A St. Louis County Circuit Court judge last week ruled that three trash haulers suing the county over its trash-district program are entitled to damages.

Judge Barbara Wallace ruled in September that the county breached an implied contract with haulers when it neglected to give them two years’ notice — as required by state law — that it was establishing eight trash districts in unincorporated areas.

“The county’s action resulted in a finite loss to plaintiffs of 40,000 customers for the statutory two-year notice period,” she wrote in an opinion last week. “By enforcing the exclusivity of its trash hauling districts, the county has effectively prevented plaintiffs from even the possibility of regaining those lost customers in that two-year period.”

As we’ve written before, we’re not surprised by this turn of events. The haulers — American Eagle Waste Industries, Meridian Waste Services and Waste Management of Missouri — contended that state law required the county to issue a two-year notice to waste haulers before establishing trash

districts in unincorporated areas and awarding contracts for trash pickup. Trash-collection services cannot begin until at least two years after the date of notification, according to the state law.

But county officials, including County Counselor Pat Redington, countered the notification requirement did not apply to St. Louis County because it is a charter county.

As we wrote in 2008, providing trash haulers with a two-year notification of the county’s plan for trash collection didn’t seem that unreasonable — nor did the notion of putting the trash-district issue to a vote.

But county officials have refused to be reasonable, even disputing an April2008 Missouri attorney general’s opinion that stated the notification requirement did “apply to the activities now being pursued by the county.”

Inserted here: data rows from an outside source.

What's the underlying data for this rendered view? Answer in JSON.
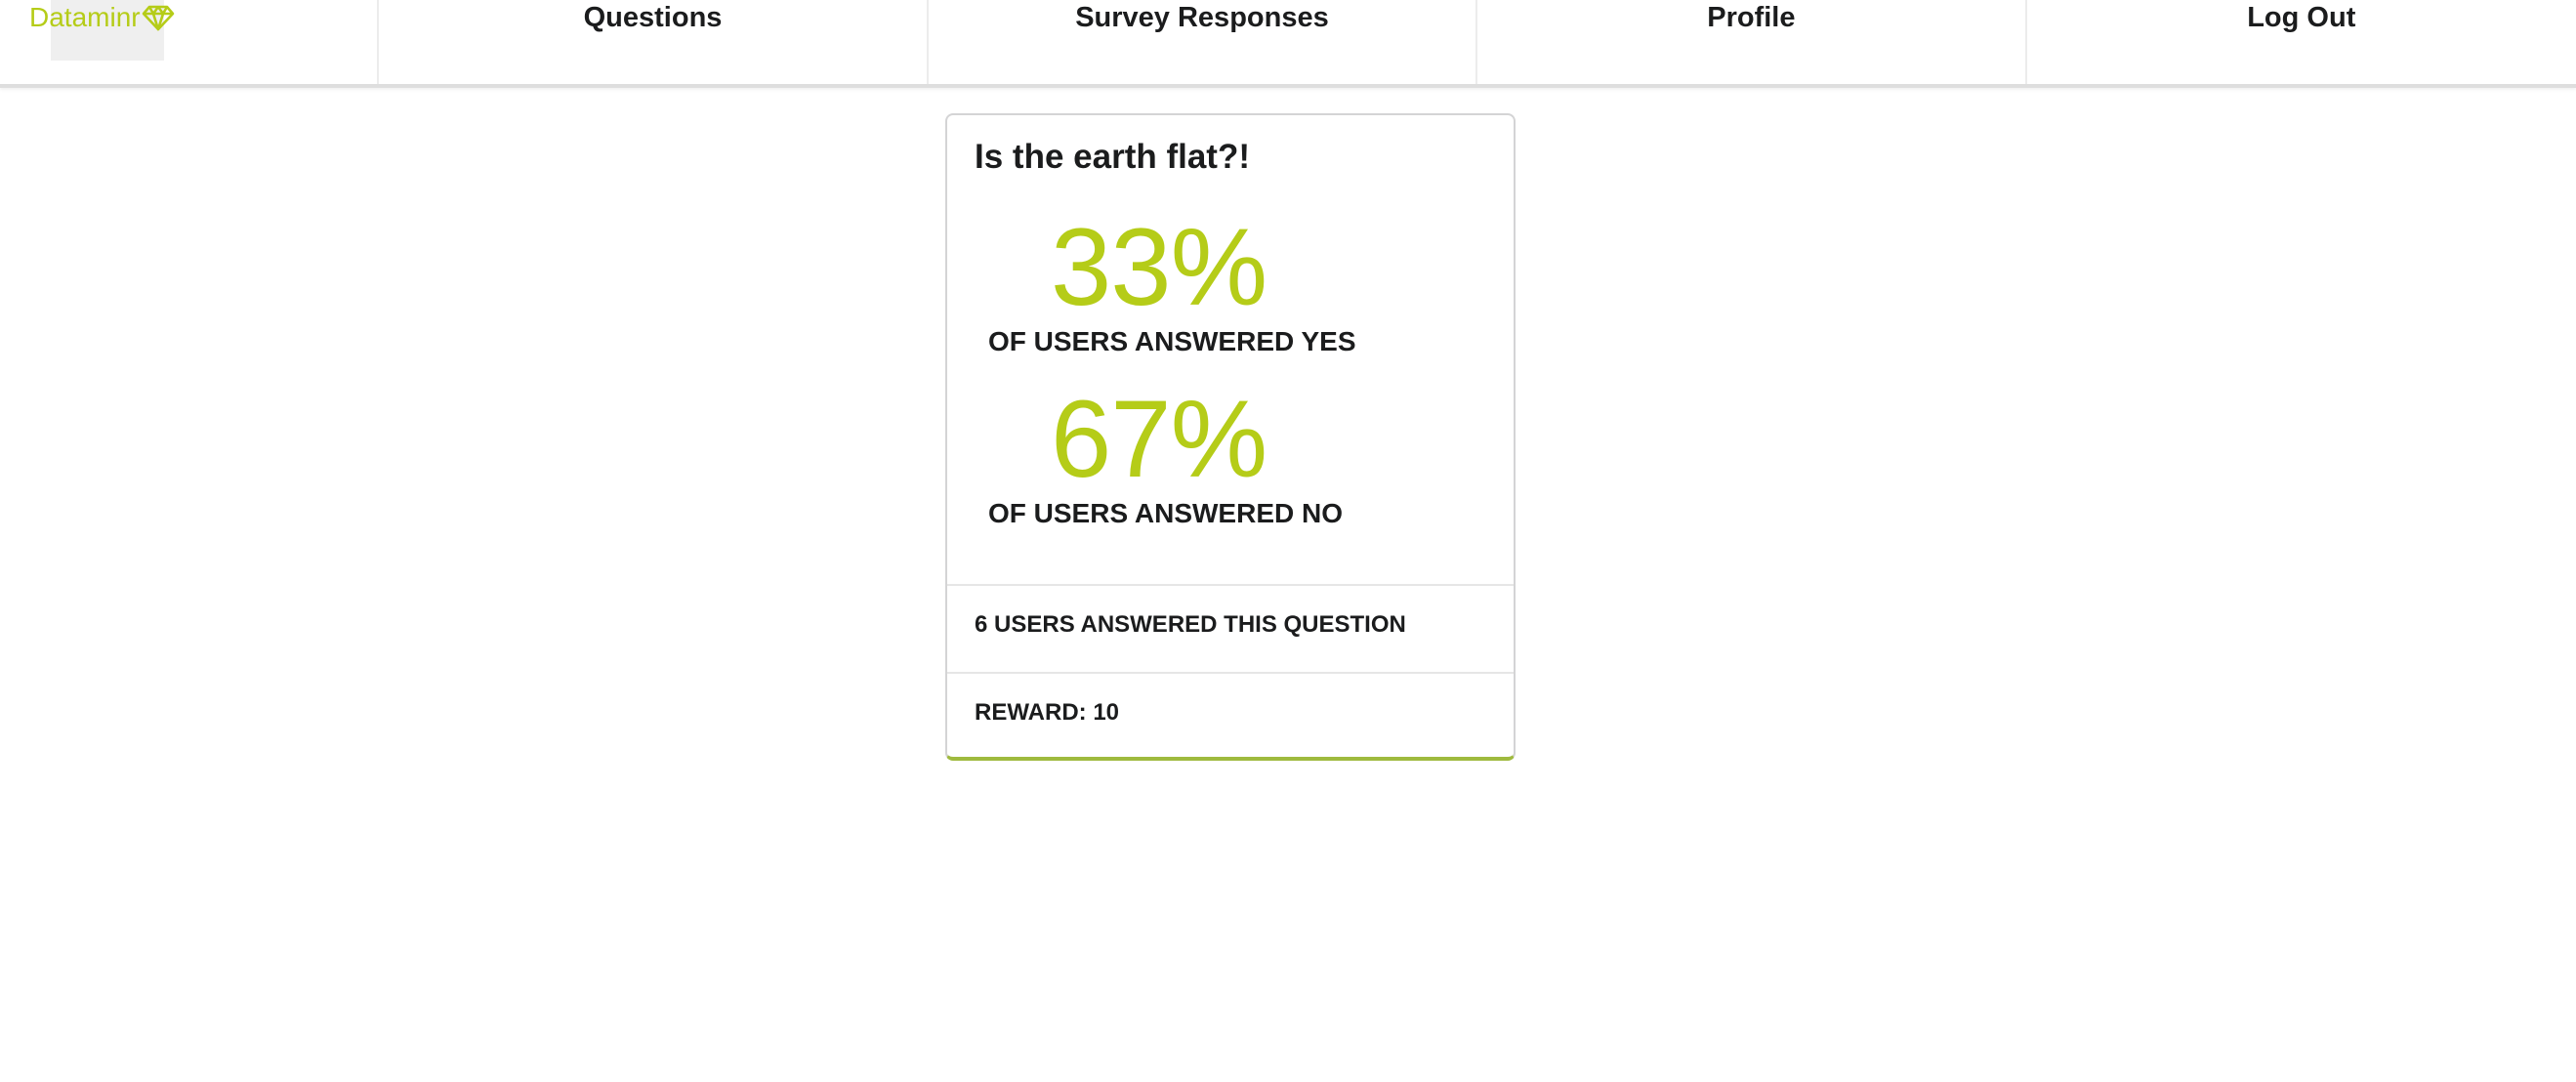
{
  "nav": {
    "brand": "Dataminr",
    "brand_icon": "diamond-icon",
    "items": [
      {
        "label": "Questions"
      },
      {
        "label": "Survey Responses"
      },
      {
        "label": "Profile"
      },
      {
        "label": "Log Out"
      }
    ]
  },
  "card": {
    "title": "Is the earth flat?!",
    "yes": {
      "value": "33%",
      "label": "OF USERS ANSWERED YES"
    },
    "no": {
      "value": "67%",
      "label": "OF USERS ANSWERED NO"
    },
    "users_answered": "6 USERS ANSWERED THIS QUESTION",
    "reward": "REWARD: 10"
  },
  "colors": {
    "accent": "#b5cc18",
    "card_bottom_border": "#9fba3e",
    "text": "#1b1c1d"
  }
}
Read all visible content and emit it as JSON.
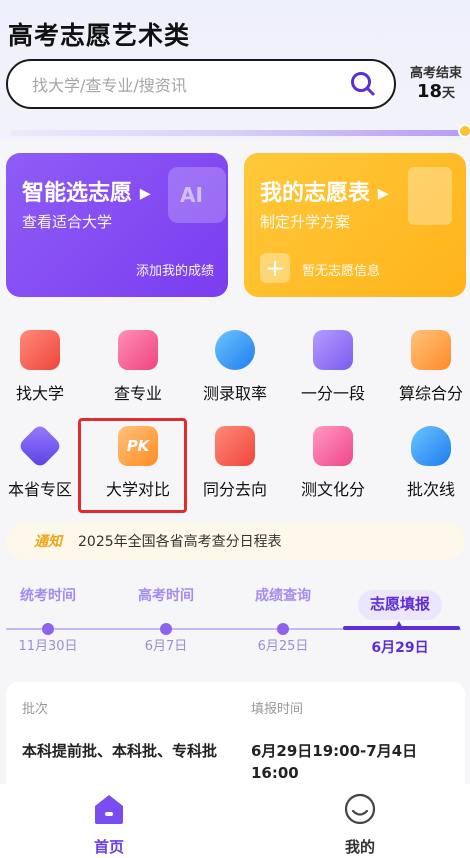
{
  "header": {
    "title": "高考志愿艺术类"
  },
  "search": {
    "placeholder": "找大学/查专业/搜资讯"
  },
  "countdown": {
    "label": "高考结束",
    "value": "18",
    "unit": "天"
  },
  "cards": {
    "smart": {
      "title": "智能选志愿",
      "arrow": "▸",
      "subtitle": "查看适合大学",
      "action": "添加我的成绩",
      "deco": "AI"
    },
    "mine": {
      "title": "我的志愿表",
      "arrow": "▸",
      "subtitle": "制定升学方案",
      "action": "暂无志愿信息",
      "plus": "+"
    }
  },
  "grid": {
    "row1": [
      "找大学",
      "查专业",
      "测录取率",
      "一分一段",
      "算综合分"
    ],
    "row2": [
      "本省专区",
      "大学对比",
      "同分去向",
      "测文化分",
      "批次线"
    ],
    "pk_label": "PK"
  },
  "notice": {
    "tag": "通知",
    "text": "2025年全国各省高考查分日程表"
  },
  "timeline": {
    "steps": [
      {
        "label": "统考时间",
        "date": "11月30日"
      },
      {
        "label": "高考时间",
        "date": "6月7日"
      },
      {
        "label": "成绩查询",
        "date": "6月25日"
      },
      {
        "label": "志愿填报",
        "date": "6月29日"
      }
    ],
    "active_index": 3
  },
  "table": {
    "headers": [
      "批次",
      "填报时间"
    ],
    "rows": [
      {
        "batch": "本科提前批、本科批、专科批",
        "time": "6月29日19:00-7月4日16:00"
      }
    ]
  },
  "tabbar": {
    "home": "首页",
    "mine": "我的"
  },
  "colors": {
    "accent": "#7a3df0",
    "active": "#5b2fd4",
    "yellow": "#ffb31a",
    "highlight": "#e02c2c"
  }
}
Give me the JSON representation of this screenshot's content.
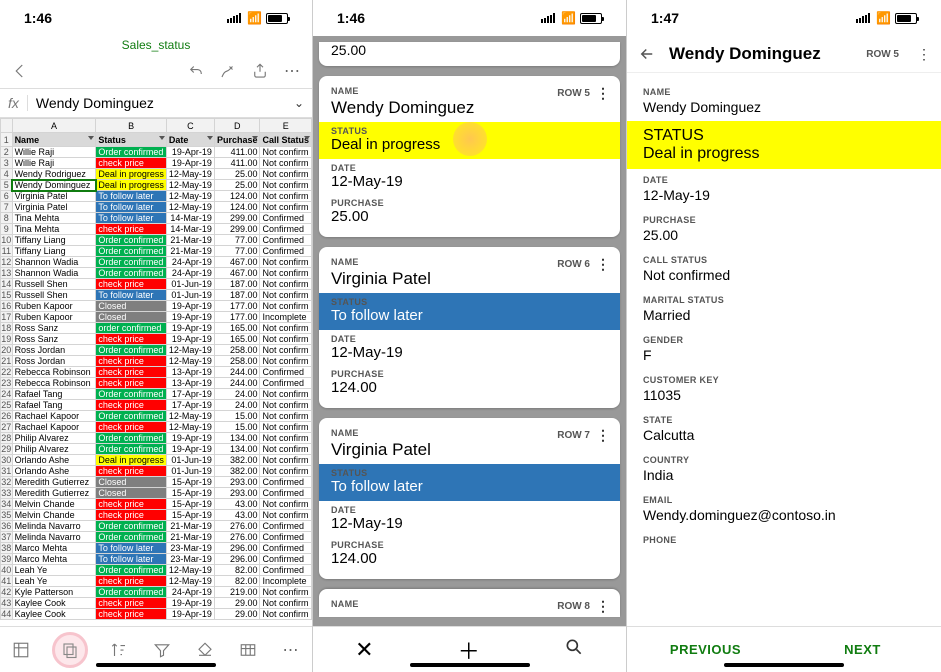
{
  "panel1": {
    "time": "1:46",
    "docTitle": "Sales_status",
    "fxValue": "Wendy Dominguez",
    "cols": [
      "A",
      "B",
      "C",
      "D",
      "E"
    ],
    "headers": [
      "Name",
      "Status",
      "Date",
      "Purchase",
      "Call Status"
    ],
    "rows": [
      {
        "n": "Willie Raji",
        "s": "Order confirmed",
        "sc": "green",
        "d": "19-Apr-19",
        "p": "411.00",
        "c": "Not confirm"
      },
      {
        "n": "Willie Raji",
        "s": "check price",
        "sc": "red",
        "d": "19-Apr-19",
        "p": "411.00",
        "c": "Not confirm"
      },
      {
        "n": "Wendy Rodriguez",
        "s": "Deal in progress",
        "sc": "yellow",
        "d": "12-May-19",
        "p": "25.00",
        "c": "Not confirm"
      },
      {
        "n": "Wendy Dominguez",
        "s": "Deal in progress",
        "sc": "yellow",
        "d": "12-May-19",
        "p": "25.00",
        "c": "Not confirm",
        "sel": true
      },
      {
        "n": "Virginia Patel",
        "s": "To follow later",
        "sc": "blue",
        "d": "12-May-19",
        "p": "124.00",
        "c": "Not confirm"
      },
      {
        "n": "Virginia Patel",
        "s": "To follow later",
        "sc": "blue",
        "d": "12-May-19",
        "p": "124.00",
        "c": "Not confirm"
      },
      {
        "n": "Tina Mehta",
        "s": "To follow later",
        "sc": "blue",
        "d": "14-Mar-19",
        "p": "299.00",
        "c": "Confirmed"
      },
      {
        "n": "Tina Mehta",
        "s": "check price",
        "sc": "red",
        "d": "14-Mar-19",
        "p": "299.00",
        "c": "Confirmed"
      },
      {
        "n": "Tiffany Liang",
        "s": "Order confirmed",
        "sc": "green",
        "d": "21-Mar-19",
        "p": "77.00",
        "c": "Confirmed"
      },
      {
        "n": "Tiffany Liang",
        "s": "Order confirmed",
        "sc": "green",
        "d": "21-Mar-19",
        "p": "77.00",
        "c": "Confirmed"
      },
      {
        "n": "Shannon Wadia",
        "s": "Order confirmed",
        "sc": "green",
        "d": "24-Apr-19",
        "p": "467.00",
        "c": "Not confirm"
      },
      {
        "n": "Shannon Wadia",
        "s": "Order confirmed",
        "sc": "green",
        "d": "24-Apr-19",
        "p": "467.00",
        "c": "Not confirm"
      },
      {
        "n": "Russell Shen",
        "s": "check price",
        "sc": "red",
        "d": "01-Jun-19",
        "p": "187.00",
        "c": "Not confirm"
      },
      {
        "n": "Russell Shen",
        "s": "To follow later",
        "sc": "blue",
        "d": "01-Jun-19",
        "p": "187.00",
        "c": "Not confirm"
      },
      {
        "n": "Ruben Kapoor",
        "s": "Closed",
        "sc": "grey",
        "d": "19-Apr-19",
        "p": "177.00",
        "c": "Not confirm"
      },
      {
        "n": "Ruben Kapoor",
        "s": "Closed",
        "sc": "grey",
        "d": "19-Apr-19",
        "p": "177.00",
        "c": "Incomplete"
      },
      {
        "n": "Ross Sanz",
        "s": "order confirmed",
        "sc": "green",
        "d": "19-Apr-19",
        "p": "165.00",
        "c": "Not confirm"
      },
      {
        "n": "Ross Sanz",
        "s": "check price",
        "sc": "red",
        "d": "19-Apr-19",
        "p": "165.00",
        "c": "Not confirm"
      },
      {
        "n": "Ross Jordan",
        "s": "Order confirmed",
        "sc": "green",
        "d": "12-May-19",
        "p": "258.00",
        "c": "Not confirm"
      },
      {
        "n": "Ross Jordan",
        "s": "check price",
        "sc": "red",
        "d": "12-May-19",
        "p": "258.00",
        "c": "Not confirm"
      },
      {
        "n": "Rebecca Robinson",
        "s": "check price",
        "sc": "red",
        "d": "13-Apr-19",
        "p": "244.00",
        "c": "Confirmed"
      },
      {
        "n": "Rebecca Robinson",
        "s": "check price",
        "sc": "red",
        "d": "13-Apr-19",
        "p": "244.00",
        "c": "Confirmed"
      },
      {
        "n": "Rafael Tang",
        "s": "Order confirmed",
        "sc": "green",
        "d": "17-Apr-19",
        "p": "24.00",
        "c": "Not confirm"
      },
      {
        "n": "Rafael Tang",
        "s": "check price",
        "sc": "red",
        "d": "17-Apr-19",
        "p": "24.00",
        "c": "Not confirm"
      },
      {
        "n": "Rachael Kapoor",
        "s": "Order confirmed",
        "sc": "green",
        "d": "12-May-19",
        "p": "15.00",
        "c": "Not confirm"
      },
      {
        "n": "Rachael Kapoor",
        "s": "check price",
        "sc": "red",
        "d": "12-May-19",
        "p": "15.00",
        "c": "Not confirm"
      },
      {
        "n": "Philip Alvarez",
        "s": "Order confirmed",
        "sc": "green",
        "d": "19-Apr-19",
        "p": "134.00",
        "c": "Not confirm"
      },
      {
        "n": "Philip Alvarez",
        "s": "Order confirmed",
        "sc": "green",
        "d": "19-Apr-19",
        "p": "134.00",
        "c": "Not confirm"
      },
      {
        "n": "Orlando Ashe",
        "s": "Deal in progress",
        "sc": "yellow",
        "d": "01-Jun-19",
        "p": "382.00",
        "c": "Not confirm"
      },
      {
        "n": "Orlando Ashe",
        "s": "check price",
        "sc": "red",
        "d": "01-Jun-19",
        "p": "382.00",
        "c": "Not confirm"
      },
      {
        "n": "Meredith Gutierrez",
        "s": "Closed",
        "sc": "grey",
        "d": "15-Apr-19",
        "p": "293.00",
        "c": "Confirmed"
      },
      {
        "n": "Meredith Gutierrez",
        "s": "Closed",
        "sc": "grey",
        "d": "15-Apr-19",
        "p": "293.00",
        "c": "Confirmed"
      },
      {
        "n": "Melvin Chande",
        "s": "check price",
        "sc": "red",
        "d": "15-Apr-19",
        "p": "43.00",
        "c": "Not confirm"
      },
      {
        "n": "Melvin Chande",
        "s": "check price",
        "sc": "red",
        "d": "15-Apr-19",
        "p": "43.00",
        "c": "Not confirm"
      },
      {
        "n": "Melinda Navarro",
        "s": "Order confirmed",
        "sc": "green",
        "d": "21-Mar-19",
        "p": "276.00",
        "c": "Confirmed"
      },
      {
        "n": "Melinda Navarro",
        "s": "Order confirmed",
        "sc": "green",
        "d": "21-Mar-19",
        "p": "276.00",
        "c": "Confirmed"
      },
      {
        "n": "Marco Mehta",
        "s": "To follow later",
        "sc": "blue",
        "d": "23-Mar-19",
        "p": "296.00",
        "c": "Confirmed"
      },
      {
        "n": "Marco Mehta",
        "s": "To follow later",
        "sc": "blue",
        "d": "23-Mar-19",
        "p": "296.00",
        "c": "Confirmed"
      },
      {
        "n": "Leah Ye",
        "s": "Order confirmed",
        "sc": "green",
        "d": "12-May-19",
        "p": "82.00",
        "c": "Confirmed"
      },
      {
        "n": "Leah Ye",
        "s": "check price",
        "sc": "red",
        "d": "12-May-19",
        "p": "82.00",
        "c": "Incomplete"
      },
      {
        "n": "Kyle Patterson",
        "s": "Order confirmed",
        "sc": "green",
        "d": "24-Apr-19",
        "p": "219.00",
        "c": "Not confirm"
      },
      {
        "n": "Kaylee Cook",
        "s": "check price",
        "sc": "red",
        "d": "19-Apr-19",
        "p": "29.00",
        "c": "Not confirm"
      },
      {
        "n": "Kaylee Cook",
        "s": "check price",
        "sc": "red",
        "d": "19-Apr-19",
        "p": "29.00",
        "c": "Not confirm"
      }
    ]
  },
  "panel2": {
    "time": "1:46",
    "partialTopValue": "25.00",
    "cards": [
      {
        "rowTag": "ROW 5",
        "name": "Wendy Dominguez",
        "nameLabel": "NAME",
        "statusLabel": "STATUS",
        "status": "Deal in progress",
        "statusClass": "yellow",
        "touch": true,
        "dateLabel": "DATE",
        "date": "12-May-19",
        "purchLabel": "PURCHASE",
        "purchase": "25.00"
      },
      {
        "rowTag": "ROW 6",
        "name": "Virginia Patel",
        "nameLabel": "NAME",
        "statusLabel": "STATUS",
        "status": "To follow later",
        "statusClass": "blue",
        "dateLabel": "DATE",
        "date": "12-May-19",
        "purchLabel": "PURCHASE",
        "purchase": "124.00"
      },
      {
        "rowTag": "ROW 7",
        "name": "Virginia Patel",
        "nameLabel": "NAME",
        "statusLabel": "STATUS",
        "status": "To follow later",
        "statusClass": "blue",
        "dateLabel": "DATE",
        "date": "12-May-19",
        "purchLabel": "PURCHASE",
        "purchase": "124.00"
      }
    ],
    "partialBot": {
      "rowTag": "ROW 8",
      "nameLabel": "NAME"
    }
  },
  "panel3": {
    "time": "1:47",
    "title": "Wendy Dominguez",
    "rowTag": "ROW 5",
    "fields": [
      {
        "label": "NAME",
        "value": "Wendy Dominguez"
      },
      {
        "label": "STATUS",
        "value": "Deal in progress",
        "statusClass": "yellow"
      },
      {
        "label": "DATE",
        "value": "12-May-19"
      },
      {
        "label": "PURCHASE",
        "value": "25.00"
      },
      {
        "label": "CALL STATUS",
        "value": "Not confirmed"
      },
      {
        "label": "MARITAL STATUS",
        "value": "Married"
      },
      {
        "label": "GENDER",
        "value": "F"
      },
      {
        "label": "CUSTOMER KEY",
        "value": "11035"
      },
      {
        "label": "STATE",
        "value": "Calcutta"
      },
      {
        "label": "COUNTRY",
        "value": "India"
      },
      {
        "label": "EMAIL",
        "value": "Wendy.dominguez@contoso.in"
      },
      {
        "label": "PHONE",
        "value": ""
      }
    ],
    "prev": "PREVIOUS",
    "next": "NEXT"
  }
}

Despite the opinion, the County Council went ahead and awarded contracts for the trash districts in April and June of 2008. What was the rush?

Critics of the trash-district program claim the county could be liable for a multimillion dollar judgment as a result of the lawsuit filed by the three

waste haulers.

Redington disputes that assertion.

But if county officials had just been reasonable and provided the required notice, this lawsuit could have been avoided and taxpayers would not be on the hook for a potentially multimillion dollar judgment.